As Stripes’ newsroom reported last week, shutting down Stars and Stripes is under consideration as the Pentagon faces the prospect of dramatic budget cuts. Silencing Stripes’ unique, independent voice is a very bad idea, even if the motives are pure – and that’s never a sure thing when money's on the table.
In the current fiscal climate, especially facing the continuing additional cuts from sequestration, a top-to-bottom review of DOD spending is to be expected.That's basic management. But it's also an environment that can invite a few well-placed people to work out their personal preferences. In Stripes' case, that could mean someone who doesn't like its reporting using the rationale of fiscal pressure to mask an entirely different intention -- to eliminate an irritant.

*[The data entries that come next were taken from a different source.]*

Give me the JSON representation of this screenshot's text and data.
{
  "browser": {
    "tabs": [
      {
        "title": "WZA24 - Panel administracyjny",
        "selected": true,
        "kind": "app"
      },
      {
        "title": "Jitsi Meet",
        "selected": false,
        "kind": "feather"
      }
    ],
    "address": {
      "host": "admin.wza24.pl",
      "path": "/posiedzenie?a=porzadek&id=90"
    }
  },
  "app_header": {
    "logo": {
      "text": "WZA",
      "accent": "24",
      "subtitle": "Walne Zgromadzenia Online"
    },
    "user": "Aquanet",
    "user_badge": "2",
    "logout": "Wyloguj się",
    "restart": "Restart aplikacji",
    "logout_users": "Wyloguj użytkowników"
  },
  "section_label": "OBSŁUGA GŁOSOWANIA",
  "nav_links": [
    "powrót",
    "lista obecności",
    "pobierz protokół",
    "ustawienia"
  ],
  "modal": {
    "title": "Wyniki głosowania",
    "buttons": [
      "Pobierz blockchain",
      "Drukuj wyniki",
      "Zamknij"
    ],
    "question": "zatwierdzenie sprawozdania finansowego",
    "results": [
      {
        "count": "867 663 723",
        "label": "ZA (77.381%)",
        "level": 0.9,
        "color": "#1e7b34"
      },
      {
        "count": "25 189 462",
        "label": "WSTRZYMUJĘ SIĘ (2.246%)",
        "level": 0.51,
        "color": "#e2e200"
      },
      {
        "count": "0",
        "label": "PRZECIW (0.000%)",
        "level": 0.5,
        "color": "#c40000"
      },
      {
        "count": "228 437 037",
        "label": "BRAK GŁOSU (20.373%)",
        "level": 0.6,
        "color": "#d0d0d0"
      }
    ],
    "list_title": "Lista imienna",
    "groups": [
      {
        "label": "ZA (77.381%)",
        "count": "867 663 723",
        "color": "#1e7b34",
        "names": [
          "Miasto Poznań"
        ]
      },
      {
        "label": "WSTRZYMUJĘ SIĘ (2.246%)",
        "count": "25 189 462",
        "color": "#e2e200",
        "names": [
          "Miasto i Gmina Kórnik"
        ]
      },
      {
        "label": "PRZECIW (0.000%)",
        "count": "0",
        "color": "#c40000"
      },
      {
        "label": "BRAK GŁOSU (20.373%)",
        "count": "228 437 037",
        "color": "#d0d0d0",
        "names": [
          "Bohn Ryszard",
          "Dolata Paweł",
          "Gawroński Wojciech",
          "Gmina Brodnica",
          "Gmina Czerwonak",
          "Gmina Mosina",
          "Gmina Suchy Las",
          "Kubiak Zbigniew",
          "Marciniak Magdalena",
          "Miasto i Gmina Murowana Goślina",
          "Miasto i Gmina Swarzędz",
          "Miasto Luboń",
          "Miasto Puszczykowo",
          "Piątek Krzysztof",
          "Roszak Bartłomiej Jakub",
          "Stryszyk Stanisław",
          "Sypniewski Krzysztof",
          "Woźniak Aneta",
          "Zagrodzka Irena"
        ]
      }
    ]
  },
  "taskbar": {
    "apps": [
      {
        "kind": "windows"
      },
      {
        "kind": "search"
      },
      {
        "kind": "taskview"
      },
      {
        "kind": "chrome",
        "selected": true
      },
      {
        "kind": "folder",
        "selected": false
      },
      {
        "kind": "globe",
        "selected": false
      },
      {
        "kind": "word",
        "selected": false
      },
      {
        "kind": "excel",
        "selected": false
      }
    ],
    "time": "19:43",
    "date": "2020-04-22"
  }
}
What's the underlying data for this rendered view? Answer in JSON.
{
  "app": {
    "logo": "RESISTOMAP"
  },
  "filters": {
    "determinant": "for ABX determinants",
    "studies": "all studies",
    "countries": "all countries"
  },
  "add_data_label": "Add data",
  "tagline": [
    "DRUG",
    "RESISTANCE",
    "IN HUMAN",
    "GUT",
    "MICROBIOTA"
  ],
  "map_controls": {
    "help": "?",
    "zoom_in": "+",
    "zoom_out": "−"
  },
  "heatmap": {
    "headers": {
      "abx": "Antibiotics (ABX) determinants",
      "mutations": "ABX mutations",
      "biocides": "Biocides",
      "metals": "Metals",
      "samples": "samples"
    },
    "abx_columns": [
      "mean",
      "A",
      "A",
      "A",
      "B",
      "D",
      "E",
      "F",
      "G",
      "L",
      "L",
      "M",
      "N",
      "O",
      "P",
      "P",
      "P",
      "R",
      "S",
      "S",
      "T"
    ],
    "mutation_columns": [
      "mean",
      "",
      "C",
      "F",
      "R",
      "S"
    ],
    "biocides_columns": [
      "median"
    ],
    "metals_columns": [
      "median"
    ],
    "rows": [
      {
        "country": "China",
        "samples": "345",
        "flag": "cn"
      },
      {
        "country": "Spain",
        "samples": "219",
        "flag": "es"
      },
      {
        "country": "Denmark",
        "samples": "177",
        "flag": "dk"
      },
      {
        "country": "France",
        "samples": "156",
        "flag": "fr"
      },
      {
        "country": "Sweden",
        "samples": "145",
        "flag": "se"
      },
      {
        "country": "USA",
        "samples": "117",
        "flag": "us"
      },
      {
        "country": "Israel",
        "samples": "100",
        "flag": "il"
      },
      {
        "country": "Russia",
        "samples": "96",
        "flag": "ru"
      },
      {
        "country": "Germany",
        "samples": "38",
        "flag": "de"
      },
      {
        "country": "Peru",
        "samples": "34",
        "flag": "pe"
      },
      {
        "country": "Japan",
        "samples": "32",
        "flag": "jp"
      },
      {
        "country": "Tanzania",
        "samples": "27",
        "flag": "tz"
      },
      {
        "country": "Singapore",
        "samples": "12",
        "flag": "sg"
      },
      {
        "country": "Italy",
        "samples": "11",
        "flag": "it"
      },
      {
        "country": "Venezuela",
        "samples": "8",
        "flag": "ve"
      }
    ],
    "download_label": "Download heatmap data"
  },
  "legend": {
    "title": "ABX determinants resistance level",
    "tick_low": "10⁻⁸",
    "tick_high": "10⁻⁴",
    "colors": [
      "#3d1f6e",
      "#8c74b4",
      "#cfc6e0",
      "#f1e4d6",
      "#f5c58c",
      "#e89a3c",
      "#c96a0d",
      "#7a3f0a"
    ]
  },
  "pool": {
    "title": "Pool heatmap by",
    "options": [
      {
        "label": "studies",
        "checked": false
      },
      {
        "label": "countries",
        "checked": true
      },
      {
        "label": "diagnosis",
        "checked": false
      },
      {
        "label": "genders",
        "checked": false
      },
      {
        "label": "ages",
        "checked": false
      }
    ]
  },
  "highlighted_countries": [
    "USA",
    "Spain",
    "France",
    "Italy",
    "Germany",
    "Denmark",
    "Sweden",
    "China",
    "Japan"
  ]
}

That shouldn't happen, but it's something to be watchful about.
Good intentions or otherwise, Stars and Stripes shouldn't be on anybody's elimination list. Its independent and focused coverage is highly valued within the military community, based on my talks with service members around the world -- in every service, at many ranks -- and with family members, commanders and people in public affairs. As ombudsman, I listen to all voices, including the relative few who think Stripes should either fall in with the command message or go away. But those are far outnumbered by the readers who look forward to Stripes and rely on its independence.
Stripes' free press mission has mattered historically, it matters today and it will matter in years to come. Sequestration shouldn’t be used as cover to shut it down (or shut it up).